Analyze the meaning and literary devices in Petrarch's sonnet beginning with "The gentle breeze."

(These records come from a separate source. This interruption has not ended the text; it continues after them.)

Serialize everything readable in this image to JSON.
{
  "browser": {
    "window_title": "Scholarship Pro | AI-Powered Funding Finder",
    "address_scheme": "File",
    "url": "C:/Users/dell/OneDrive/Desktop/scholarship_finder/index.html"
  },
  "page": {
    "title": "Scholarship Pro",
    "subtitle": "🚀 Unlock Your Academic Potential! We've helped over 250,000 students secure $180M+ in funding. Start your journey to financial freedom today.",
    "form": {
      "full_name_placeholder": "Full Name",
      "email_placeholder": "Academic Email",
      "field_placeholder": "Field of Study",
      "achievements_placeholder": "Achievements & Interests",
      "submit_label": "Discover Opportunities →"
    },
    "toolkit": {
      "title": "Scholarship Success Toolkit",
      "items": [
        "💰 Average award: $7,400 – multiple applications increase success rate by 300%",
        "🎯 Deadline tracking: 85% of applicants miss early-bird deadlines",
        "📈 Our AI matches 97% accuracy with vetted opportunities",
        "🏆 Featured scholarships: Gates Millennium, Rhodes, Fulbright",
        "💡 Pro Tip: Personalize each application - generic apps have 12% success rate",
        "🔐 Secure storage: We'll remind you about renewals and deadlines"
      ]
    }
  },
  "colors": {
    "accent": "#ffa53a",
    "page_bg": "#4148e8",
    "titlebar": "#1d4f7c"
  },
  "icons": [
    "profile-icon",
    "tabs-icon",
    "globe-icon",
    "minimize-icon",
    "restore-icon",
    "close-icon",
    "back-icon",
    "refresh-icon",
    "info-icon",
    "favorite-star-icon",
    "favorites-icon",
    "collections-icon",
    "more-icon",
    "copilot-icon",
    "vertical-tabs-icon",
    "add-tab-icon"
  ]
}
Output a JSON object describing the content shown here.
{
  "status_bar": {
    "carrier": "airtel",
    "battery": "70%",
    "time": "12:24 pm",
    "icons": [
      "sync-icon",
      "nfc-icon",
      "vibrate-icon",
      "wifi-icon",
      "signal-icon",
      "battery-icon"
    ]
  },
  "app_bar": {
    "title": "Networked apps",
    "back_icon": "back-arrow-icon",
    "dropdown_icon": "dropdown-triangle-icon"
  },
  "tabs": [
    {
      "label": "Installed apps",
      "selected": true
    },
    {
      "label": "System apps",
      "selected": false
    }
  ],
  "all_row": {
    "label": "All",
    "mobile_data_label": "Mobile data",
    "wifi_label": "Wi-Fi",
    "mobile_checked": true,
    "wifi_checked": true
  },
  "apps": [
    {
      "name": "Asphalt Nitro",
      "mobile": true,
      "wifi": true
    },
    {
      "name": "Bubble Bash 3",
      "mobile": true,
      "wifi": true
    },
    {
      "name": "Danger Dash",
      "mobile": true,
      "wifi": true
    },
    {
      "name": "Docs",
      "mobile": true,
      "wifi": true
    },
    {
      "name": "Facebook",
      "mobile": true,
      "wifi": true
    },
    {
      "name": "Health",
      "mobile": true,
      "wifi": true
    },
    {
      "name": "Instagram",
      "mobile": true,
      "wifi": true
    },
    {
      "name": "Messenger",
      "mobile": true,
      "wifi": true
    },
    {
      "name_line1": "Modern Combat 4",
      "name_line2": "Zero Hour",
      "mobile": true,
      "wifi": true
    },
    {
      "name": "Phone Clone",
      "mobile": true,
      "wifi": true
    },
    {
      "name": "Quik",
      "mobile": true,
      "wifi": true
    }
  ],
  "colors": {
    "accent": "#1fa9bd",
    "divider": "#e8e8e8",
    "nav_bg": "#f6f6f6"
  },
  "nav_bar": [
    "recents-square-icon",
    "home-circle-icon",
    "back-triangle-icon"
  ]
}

This sonnet, like many penned by Petrarch, is written in honor of a woman named Laura. Petrarch was madly in love with Laura, a somewhat mysterious woman about whom little is known. But this sonnet actually opens with a literary device--a pun--that is a play on Laura's name. In Italian, "l'aura" translates to "the breeze." So by referring to a "gentle breeze" at the beginning of the sonnet, Petrarch associates his would-be lover with the renewing power of a pleasant breeze. A few lines later, we see a familiar example of the literary device of personification, as Petrarch describes "Love" giving him a "deep, although delightful wound." Petrarch also plays on the double meaning of the word "locks," which he uses to describe Laura's beautiful hair flowing in the breeze, and "braids," which have, Petrarch says, "bound" his heart like ropes. The entire poem, in fact, is a flashback, a literary device that invites the reader to imagine how deeply Petrarch loves Laura, and how this love (which was not returned by Laura) has affected him. Every experience in his life--here the sensation of a gentle breeze--recalls Laura's beauty. "To think on it," Petrarch tells the reader, "still thrills the sense."